#### WORK INSTRUCTION
With the pictures removed, set down all of the entries below exactly.

________________

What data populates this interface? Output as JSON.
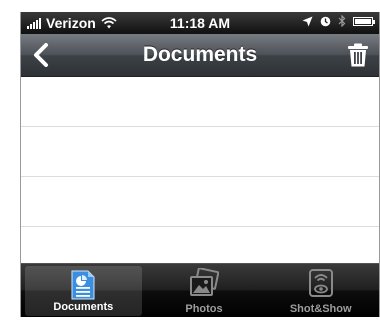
{
  "status_bar": {
    "carrier": "Verizon",
    "time": "11:18 AM"
  },
  "nav_bar": {
    "title": "Documents",
    "icons": [
      "back-chevron-icon",
      "trash-icon"
    ]
  },
  "list": {
    "rows": [
      "",
      "",
      "",
      ""
    ]
  },
  "tab_bar": {
    "tabs": [
      {
        "label": "Documents",
        "icon": "document-icon",
        "active": true
      },
      {
        "label": "Photos",
        "icon": "photos-icon",
        "active": false
      },
      {
        "label": "Shot&Show",
        "icon": "shot-show-icon",
        "active": false
      }
    ]
  },
  "colors": {
    "navbar": "#4c5157",
    "tabbar": "#000000",
    "active_icon": "#3b8fe0"
  }
}
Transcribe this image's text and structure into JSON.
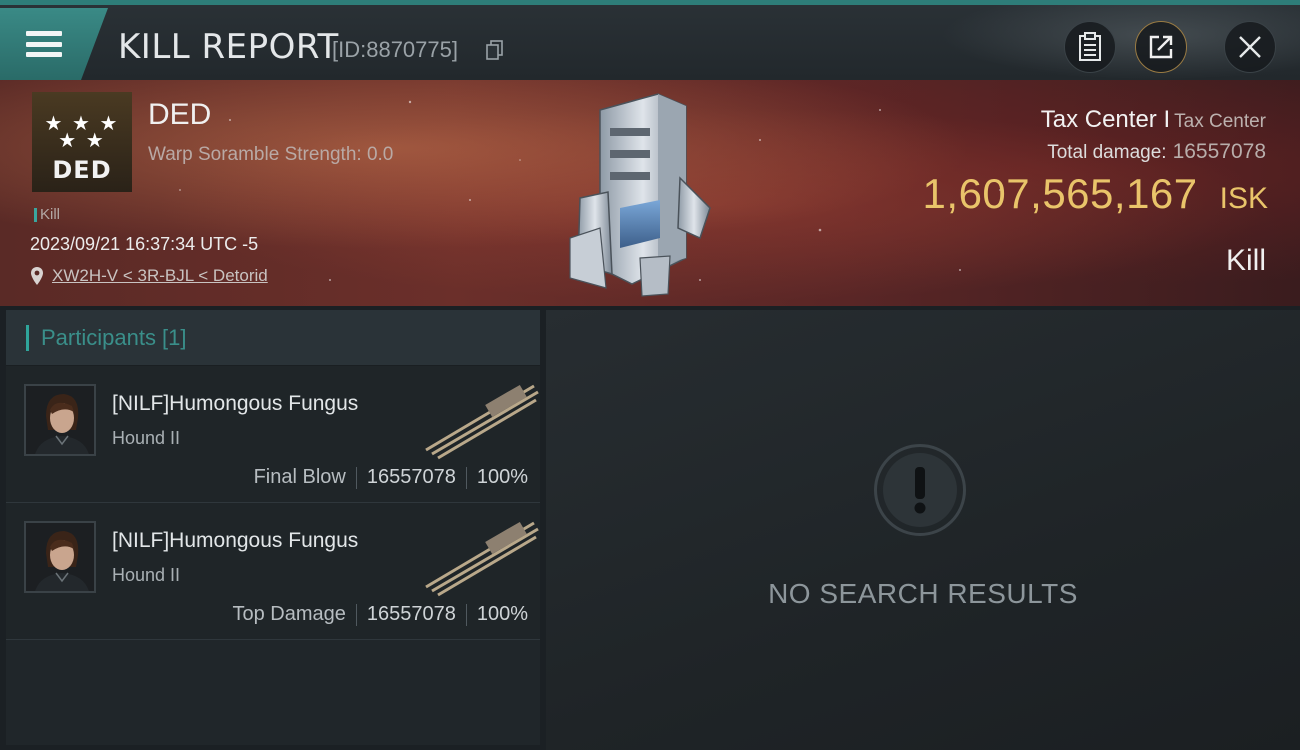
{
  "header": {
    "title": "KILL REPORT",
    "report_id": "[ID:8870775]",
    "menu_icon": "hamburger-icon",
    "actions": [
      {
        "icon": "clipboard-icon"
      },
      {
        "icon": "share-icon"
      },
      {
        "icon": "close-icon"
      }
    ]
  },
  "victim": {
    "logo_text": "DED",
    "logo_stars": "★ ★ ★ ★ ★",
    "name": "DED",
    "warp_scramble": "Warp Soramble Strength: 0.0",
    "tag": "Kill",
    "datetime": "2023/09/21 16:37:34 UTC -5",
    "location": "XW2H-V < 3R-BJL < Detorid"
  },
  "target": {
    "name": "Tax Center I",
    "type": "Tax Center",
    "total_damage_label": "Total damage:",
    "total_damage": "16557078",
    "isk_value": "1,607,565,167",
    "isk_unit": "ISK",
    "result": "Kill"
  },
  "participants": {
    "title": "Participants [1]",
    "rows": [
      {
        "name": "[NILF]Humongous Fungus",
        "ship": "Hound II",
        "label": "Final Blow",
        "damage": "16557078",
        "percent": "100%"
      },
      {
        "name": "[NILF]Humongous Fungus",
        "ship": "Hound II",
        "label": "Top Damage",
        "damage": "16557078",
        "percent": "100%"
      }
    ]
  },
  "results": {
    "empty_text": "NO SEARCH RESULTS"
  },
  "colors": {
    "accent": "#2e7d79",
    "isk": "#e9c46a",
    "banner": "#6b2f2a"
  }
}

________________

#### TASK ANSWER
What data populates this interface? Output as JSON.
{
  "status_bar": {
    "carrier": "Verizon",
    "time": "11:18 AM"
  },
  "nav_bar": {
    "title": "Documents",
    "icons": [
      "back-chevron-icon",
      "trash-icon"
    ]
  },
  "list": {
    "rows": [
      "",
      "",
      "",
      ""
    ]
  },
  "tab_bar": {
    "tabs": [
      {
        "label": "Documents",
        "icon": "document-icon",
        "active": true
      },
      {
        "label": "Photos",
        "icon": "photos-icon",
        "active": false
      },
      {
        "label": "Shot&Show",
        "icon": "shot-show-icon",
        "active": false
      }
    ]
  },
  "colors": {
    "navbar": "#4c5157",
    "tabbar": "#000000",
    "active_icon": "#3b8fe0"
  }
}
Transcribe this image's text and structure into JSON.
{
  "header": {
    "title": "KILL REPORT",
    "report_id": "[ID:8870775]",
    "menu_icon": "hamburger-icon",
    "actions": [
      {
        "icon": "clipboard-icon"
      },
      {
        "icon": "share-icon"
      },
      {
        "icon": "close-icon"
      }
    ]
  },
  "victim": {
    "logo_text": "DED",
    "logo_stars": "★ ★ ★ ★ ★",
    "name": "DED",
    "warp_scramble": "Warp Soramble Strength: 0.0",
    "tag": "Kill",
    "datetime": "2023/09/21 16:37:34 UTC -5",
    "location": "XW2H-V < 3R-BJL < Detorid"
  },
  "target": {
    "name": "Tax Center I",
    "type": "Tax Center",
    "total_damage_label": "Total damage:",
    "total_damage": "16557078",
    "isk_value": "1,607,565,167",
    "isk_unit": "ISK",
    "result": "Kill"
  },
  "participants": {
    "title": "Participants [1]",
    "rows": [
      {
        "name": "[NILF]Humongous Fungus",
        "ship": "Hound II",
        "label": "Final Blow",
        "damage": "16557078",
        "percent": "100%"
      },
      {
        "name": "[NILF]Humongous Fungus",
        "ship": "Hound II",
        "label": "Top Damage",
        "damage": "16557078",
        "percent": "100%"
      }
    ]
  },
  "results": {
    "empty_text": "NO SEARCH RESULTS"
  },
  "colors": {
    "accent": "#2e7d79",
    "isk": "#e9c46a",
    "banner": "#6b2f2a"
  }
}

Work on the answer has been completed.